Exceeding expectations as it pulled in over $54 million on Friday, including $9.2 million from Thursday night previews (also a record for an animated feature), Finding Dory handily bested the previous animated weekend record holder, 2007’s Shrek the Third, by around $15 million (unadjusted for inflation).
The 13-year gap between 2003’s Finding Nemo and its 2016 sequel didn’t seem to be a problem for the Pixar juggernaut, which sees returning cast members Ellen DeGeneres and Albert Brooks once again lending their voices for more under-the-sea action. Speaking to just how large the Nemo brand has ballooned over the years, the film has spawned video games, merchandise, and theme park attractions around the world, making it a time-tested, modern icon among Disney’s filmography. The studio holding out on Finding Dory this long only amplified audience anticipation, resulting in the massive haul the film raked in this weekend, which happens to be the second-biggest for a June release in history.
Dory also grossed an estimated $50 million from 29 international territories, bringing its worldwide weekend total up to around $185.1 million. Overall domestic box office receipts were down just 5 percent from last year, though that’s hardly cause for concern, as Jurassic World‘s then-record-setting $208.8 million debut over the June 12-14 weekend in 2015 was always going to be a tough number to match, even for a film the size of Finding Dory.
The week’s only other new wide release, New Line Cinema’s Central Intelligence, held its own against Finding Dory‘s mammoth numbers, however, overperforming with an estimated $35.5 million from 3,508 locations and a per-screen average of $10,135. The action comedy benefitted largely from the chemistry between its stars (as noted in the better-than-average reviews the film received) Kevin Hart and Dwayne “The Rock” Johnson, which likely drove most of its box office over its first three days of release.
According to CinemaScore, Finding Dory and Central Intelligence earned A and A- grades from audiences, which bodes well for both films’ legs heading into a crowded summer arena that sees Independence Day: Resurgence, The Shallows, The BFG, The Legend of Tarzan, and The Secret Life of Pets lurking right around the corner.
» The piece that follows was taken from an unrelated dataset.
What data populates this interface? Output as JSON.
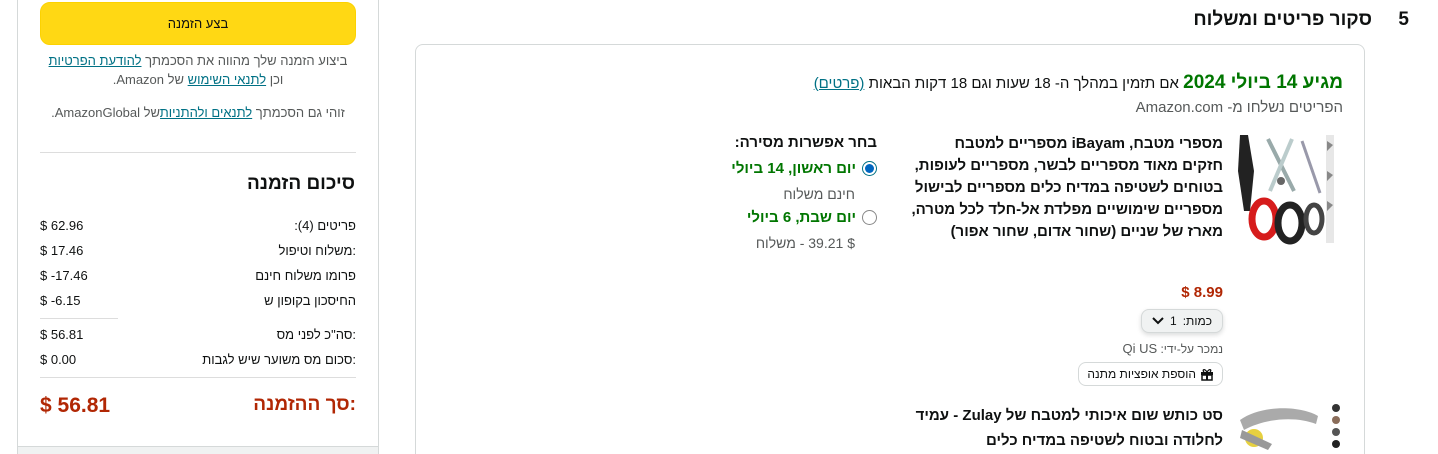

The Conjuring 2 and Now You See Me 2, last week’s No. 1 and No. 3 finishers, dropped to No. 3 and 4, respectively, with weekend totals coming in well below early projections. The Conjuring 2‘s 63 percent drop from $40.4 million to $14.9 million is characteristic of how horror films typically perform at the box office, though its predecessor broke the mold, falling a relatively soft 46.9 percent over its second weekend in 2013. Now You See Me 2 tumbled 58 percent to an estimated $9.4 million, indicating its overall run will pack less of a punch than the original Now You See Me, which had, after its second weekend, grossed $60.9 million domestically (compared to the sequel’s $41 million) on its way to $117.7 million in 2013.
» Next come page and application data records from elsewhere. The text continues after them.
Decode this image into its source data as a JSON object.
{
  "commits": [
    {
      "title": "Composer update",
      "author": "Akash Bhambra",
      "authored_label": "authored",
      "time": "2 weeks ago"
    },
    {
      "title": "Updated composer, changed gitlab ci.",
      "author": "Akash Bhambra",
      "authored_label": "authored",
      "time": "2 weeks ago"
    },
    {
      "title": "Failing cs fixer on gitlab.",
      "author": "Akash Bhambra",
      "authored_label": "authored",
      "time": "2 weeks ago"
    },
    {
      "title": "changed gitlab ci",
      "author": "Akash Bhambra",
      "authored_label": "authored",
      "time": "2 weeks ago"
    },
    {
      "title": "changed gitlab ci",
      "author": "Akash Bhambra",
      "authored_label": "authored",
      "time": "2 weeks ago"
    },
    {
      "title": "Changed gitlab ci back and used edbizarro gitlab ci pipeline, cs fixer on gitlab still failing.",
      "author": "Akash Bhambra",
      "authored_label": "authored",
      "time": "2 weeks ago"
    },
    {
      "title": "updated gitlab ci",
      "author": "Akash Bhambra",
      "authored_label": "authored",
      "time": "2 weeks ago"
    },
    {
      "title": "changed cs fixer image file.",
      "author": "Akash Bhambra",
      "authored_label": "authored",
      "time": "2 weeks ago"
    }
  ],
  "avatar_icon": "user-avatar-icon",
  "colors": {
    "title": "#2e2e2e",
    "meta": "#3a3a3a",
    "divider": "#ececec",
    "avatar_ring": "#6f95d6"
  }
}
Rounding out the top five is Warcraft, which, despite impressive overseas grosses ($280 million and counting), has taken quite a hit at the domestic box office as it falls 70 percent to $7.2 million. The film is closing in on $38 million from North America after 10 days of release after premiering to $24.2 million last weekend. The video game adaptation has amassed approximately $318 million in worldwide receipts so far.
June 17-19 weekend box office results:
1. Finding Dory – $135.1 million
2. Central Intelligence – $35.5 million
3. The Conjuring 2 – $14.9 million
4. Now You See Me 2 – $9.4 million
5. Warcraft – $7.2 million
6. X-Men: Apocalypse – $5.3 million
7. Teenage Mutant Ninja Turtles: Out of the Shadows – $5.3 million
8. Me Before You – $3.9 million
9. Alice Through the Looking Glass – $3.6 million
10. Captain America: Civil War – $2.3 million